Googling around for pics for the blog I ran into this image. ”Stalin’s race car”. Sorry for my predilection for motor-head paraphernalia. I’m sure you get tired of it, but I like to think that I am at least consistent while also modeling that an interest in nearly anything, from cars to music to movies to fashion to trains, can be a really fun way to cleave into the past.
So; “Stalin’s race car”. Was he really seriously considering going up against the Ferraris, the Alfas, the Renaults and the Jaguars? Was the international sports car arena going to be another field of propaganda points like the Olympics and the space race? If so, what happened to it?
Well, for one thing of course Stalin died. If you really want to follow the course of the chapter you are really looking at the last years of Stalin’s life and most especially, the Peace Note. Kissinger dismisses the Note rather nonchalantly. I’m not so sure. Maybe it was a bona fide opportunity lost. Look at it in comparison to the disengagement scheme. Was it possibly our fear of worldwide communist domination that led to the Cold War as we know it. Did we take too literally the lesson of Hitler’s Mein Kampf and apply that to the Communist Manifesto and convince ourselves that anything resembling appeasement would tempt worldwide communist domination? I’m afraid we might have.
On a side note, Beria is executed in 1953. I can’t remember where I read it but somewhere I saw a first hand account, it might be in one of those old life magazines, of someone traveling the through the USSR shortly after his death. They made some casual inquiry about him, an old poster with his likeness had been left somewhere. The inquiry met a stony reception. Beria was an un-person. Not just a traitor, not another Benedict Arnold, but he not only no longer existed, he never did. Another source confirmed for me that an encyclopedia published in ’53 had an usually long entry under “Bergund” or some such name, noting t he editors had undoubtedly rushed to fill the space where Beria had been deleted.
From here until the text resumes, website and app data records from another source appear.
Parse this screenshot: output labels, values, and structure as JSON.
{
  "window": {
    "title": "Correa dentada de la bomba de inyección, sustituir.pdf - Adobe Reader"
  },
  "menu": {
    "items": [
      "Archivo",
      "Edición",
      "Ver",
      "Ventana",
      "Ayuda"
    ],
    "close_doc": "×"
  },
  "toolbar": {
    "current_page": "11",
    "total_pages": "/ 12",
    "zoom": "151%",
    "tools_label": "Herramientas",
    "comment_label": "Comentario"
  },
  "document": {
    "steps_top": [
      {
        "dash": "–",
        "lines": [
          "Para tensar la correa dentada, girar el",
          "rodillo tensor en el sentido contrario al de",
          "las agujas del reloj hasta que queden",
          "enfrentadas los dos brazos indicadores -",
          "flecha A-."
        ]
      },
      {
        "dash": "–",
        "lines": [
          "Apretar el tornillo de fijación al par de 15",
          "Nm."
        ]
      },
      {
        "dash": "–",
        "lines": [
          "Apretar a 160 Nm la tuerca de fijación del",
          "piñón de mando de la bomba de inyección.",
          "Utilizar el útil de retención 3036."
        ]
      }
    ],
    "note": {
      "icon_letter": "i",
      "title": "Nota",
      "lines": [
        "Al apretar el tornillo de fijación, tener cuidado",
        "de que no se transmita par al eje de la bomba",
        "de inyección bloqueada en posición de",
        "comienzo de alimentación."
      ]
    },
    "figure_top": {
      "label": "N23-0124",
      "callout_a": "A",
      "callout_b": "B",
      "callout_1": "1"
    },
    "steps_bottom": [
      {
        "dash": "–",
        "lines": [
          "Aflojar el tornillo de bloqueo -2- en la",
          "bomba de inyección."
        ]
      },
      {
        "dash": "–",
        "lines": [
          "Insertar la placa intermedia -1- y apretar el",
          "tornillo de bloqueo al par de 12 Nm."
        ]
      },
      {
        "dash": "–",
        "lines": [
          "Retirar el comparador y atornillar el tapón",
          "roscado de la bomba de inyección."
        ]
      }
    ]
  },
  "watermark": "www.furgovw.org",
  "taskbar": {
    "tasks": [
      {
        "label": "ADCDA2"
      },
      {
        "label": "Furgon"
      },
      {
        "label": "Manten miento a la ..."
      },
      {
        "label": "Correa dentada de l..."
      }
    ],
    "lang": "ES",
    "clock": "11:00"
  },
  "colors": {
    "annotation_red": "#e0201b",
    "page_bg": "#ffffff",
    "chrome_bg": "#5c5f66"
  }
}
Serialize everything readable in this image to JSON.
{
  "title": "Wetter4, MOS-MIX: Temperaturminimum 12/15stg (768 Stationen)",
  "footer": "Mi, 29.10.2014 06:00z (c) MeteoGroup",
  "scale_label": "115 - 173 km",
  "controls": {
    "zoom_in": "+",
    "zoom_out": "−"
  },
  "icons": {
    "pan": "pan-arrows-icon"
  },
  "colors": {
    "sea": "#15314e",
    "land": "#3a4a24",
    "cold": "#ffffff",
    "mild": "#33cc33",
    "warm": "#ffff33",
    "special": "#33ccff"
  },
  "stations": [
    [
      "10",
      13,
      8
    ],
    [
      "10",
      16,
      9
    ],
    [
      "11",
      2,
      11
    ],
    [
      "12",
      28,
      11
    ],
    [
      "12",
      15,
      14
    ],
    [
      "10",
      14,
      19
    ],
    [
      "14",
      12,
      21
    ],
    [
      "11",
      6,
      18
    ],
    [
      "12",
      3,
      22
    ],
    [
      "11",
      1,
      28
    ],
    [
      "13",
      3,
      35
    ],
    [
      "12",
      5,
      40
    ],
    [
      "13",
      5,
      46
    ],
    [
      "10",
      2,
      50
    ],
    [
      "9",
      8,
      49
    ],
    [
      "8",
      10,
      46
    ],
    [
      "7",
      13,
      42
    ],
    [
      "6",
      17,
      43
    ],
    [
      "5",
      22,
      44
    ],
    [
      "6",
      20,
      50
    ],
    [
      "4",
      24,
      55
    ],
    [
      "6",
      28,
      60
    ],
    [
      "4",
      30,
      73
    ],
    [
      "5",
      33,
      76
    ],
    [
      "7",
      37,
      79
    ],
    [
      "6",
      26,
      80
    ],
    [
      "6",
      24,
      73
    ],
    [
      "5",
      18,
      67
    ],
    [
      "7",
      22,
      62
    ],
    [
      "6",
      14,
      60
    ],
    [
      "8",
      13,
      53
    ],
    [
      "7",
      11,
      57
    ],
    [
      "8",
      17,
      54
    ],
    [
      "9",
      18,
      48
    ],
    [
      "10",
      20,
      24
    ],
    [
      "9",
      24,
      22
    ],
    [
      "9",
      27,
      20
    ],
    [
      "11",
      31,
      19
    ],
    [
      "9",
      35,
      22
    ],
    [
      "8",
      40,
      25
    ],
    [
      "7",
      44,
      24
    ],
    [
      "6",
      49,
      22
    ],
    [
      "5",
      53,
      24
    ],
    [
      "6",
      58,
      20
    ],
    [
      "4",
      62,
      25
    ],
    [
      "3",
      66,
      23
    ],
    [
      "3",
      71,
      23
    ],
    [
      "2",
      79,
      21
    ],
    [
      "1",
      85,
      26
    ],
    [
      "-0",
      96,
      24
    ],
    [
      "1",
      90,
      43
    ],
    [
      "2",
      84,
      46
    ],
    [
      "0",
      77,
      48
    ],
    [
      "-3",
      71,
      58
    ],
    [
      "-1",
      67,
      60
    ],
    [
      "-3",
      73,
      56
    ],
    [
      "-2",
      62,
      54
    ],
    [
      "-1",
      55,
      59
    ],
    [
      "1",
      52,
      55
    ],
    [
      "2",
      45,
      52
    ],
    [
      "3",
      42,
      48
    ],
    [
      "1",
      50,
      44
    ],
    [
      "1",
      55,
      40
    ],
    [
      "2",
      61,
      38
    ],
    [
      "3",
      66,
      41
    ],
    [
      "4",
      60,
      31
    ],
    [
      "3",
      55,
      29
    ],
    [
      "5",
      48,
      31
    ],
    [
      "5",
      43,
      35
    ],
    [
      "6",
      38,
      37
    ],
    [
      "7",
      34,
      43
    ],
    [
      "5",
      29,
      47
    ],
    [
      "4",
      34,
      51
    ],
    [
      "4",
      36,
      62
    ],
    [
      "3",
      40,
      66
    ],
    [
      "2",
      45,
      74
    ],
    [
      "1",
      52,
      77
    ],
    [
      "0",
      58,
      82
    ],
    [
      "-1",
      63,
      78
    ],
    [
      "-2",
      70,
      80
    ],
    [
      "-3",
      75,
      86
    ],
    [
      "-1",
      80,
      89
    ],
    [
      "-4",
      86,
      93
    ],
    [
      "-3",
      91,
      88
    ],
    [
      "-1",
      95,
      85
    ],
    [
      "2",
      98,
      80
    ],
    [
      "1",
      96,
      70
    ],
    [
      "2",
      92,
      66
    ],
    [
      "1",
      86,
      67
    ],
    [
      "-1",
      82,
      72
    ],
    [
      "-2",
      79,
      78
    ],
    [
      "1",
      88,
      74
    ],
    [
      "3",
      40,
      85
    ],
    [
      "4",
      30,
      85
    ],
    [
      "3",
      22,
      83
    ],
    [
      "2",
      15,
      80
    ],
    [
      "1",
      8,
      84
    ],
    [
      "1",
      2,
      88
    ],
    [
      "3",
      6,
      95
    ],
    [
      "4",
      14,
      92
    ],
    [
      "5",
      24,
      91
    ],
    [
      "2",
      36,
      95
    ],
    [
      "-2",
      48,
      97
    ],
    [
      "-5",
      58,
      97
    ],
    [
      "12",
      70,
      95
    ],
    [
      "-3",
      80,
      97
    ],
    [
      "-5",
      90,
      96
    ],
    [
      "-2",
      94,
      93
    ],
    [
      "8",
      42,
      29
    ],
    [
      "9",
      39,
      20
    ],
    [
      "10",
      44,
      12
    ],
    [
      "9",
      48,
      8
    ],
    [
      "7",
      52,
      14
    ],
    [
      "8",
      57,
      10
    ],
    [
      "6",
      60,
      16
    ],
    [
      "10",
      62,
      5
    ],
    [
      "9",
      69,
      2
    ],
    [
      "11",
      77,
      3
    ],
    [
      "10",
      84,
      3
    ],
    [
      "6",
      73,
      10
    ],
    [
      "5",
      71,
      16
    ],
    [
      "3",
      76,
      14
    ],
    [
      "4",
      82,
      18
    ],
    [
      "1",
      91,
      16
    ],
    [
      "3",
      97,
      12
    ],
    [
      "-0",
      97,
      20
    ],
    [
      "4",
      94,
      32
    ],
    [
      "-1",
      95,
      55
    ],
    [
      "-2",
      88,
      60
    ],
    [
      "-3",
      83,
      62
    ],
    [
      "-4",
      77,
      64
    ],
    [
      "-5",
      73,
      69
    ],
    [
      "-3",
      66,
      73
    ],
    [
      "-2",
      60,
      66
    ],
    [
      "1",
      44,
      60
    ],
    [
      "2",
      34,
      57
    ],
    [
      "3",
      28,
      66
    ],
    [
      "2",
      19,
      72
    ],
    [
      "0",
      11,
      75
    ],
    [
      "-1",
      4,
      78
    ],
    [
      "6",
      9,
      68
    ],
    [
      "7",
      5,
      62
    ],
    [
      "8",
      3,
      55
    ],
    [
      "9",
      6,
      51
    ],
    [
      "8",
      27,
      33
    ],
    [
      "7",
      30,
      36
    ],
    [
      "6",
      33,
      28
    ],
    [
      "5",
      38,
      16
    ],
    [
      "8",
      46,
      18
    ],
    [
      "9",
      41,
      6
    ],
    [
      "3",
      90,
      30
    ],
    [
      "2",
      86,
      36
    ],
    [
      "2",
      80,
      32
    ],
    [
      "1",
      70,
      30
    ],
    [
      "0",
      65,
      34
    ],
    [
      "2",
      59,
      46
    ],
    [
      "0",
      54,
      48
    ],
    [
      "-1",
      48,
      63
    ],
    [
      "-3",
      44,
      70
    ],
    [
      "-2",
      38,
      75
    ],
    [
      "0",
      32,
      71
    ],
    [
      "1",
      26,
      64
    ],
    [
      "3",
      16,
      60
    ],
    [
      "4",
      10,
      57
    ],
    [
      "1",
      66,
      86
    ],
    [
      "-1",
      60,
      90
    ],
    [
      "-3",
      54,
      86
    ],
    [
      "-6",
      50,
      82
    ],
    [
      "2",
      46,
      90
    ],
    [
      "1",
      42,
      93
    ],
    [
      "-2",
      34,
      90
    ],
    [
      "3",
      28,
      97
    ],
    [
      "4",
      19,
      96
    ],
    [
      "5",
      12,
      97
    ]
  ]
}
You really have to read Orwell’s 1984.
Maybe our fears were well founded after all.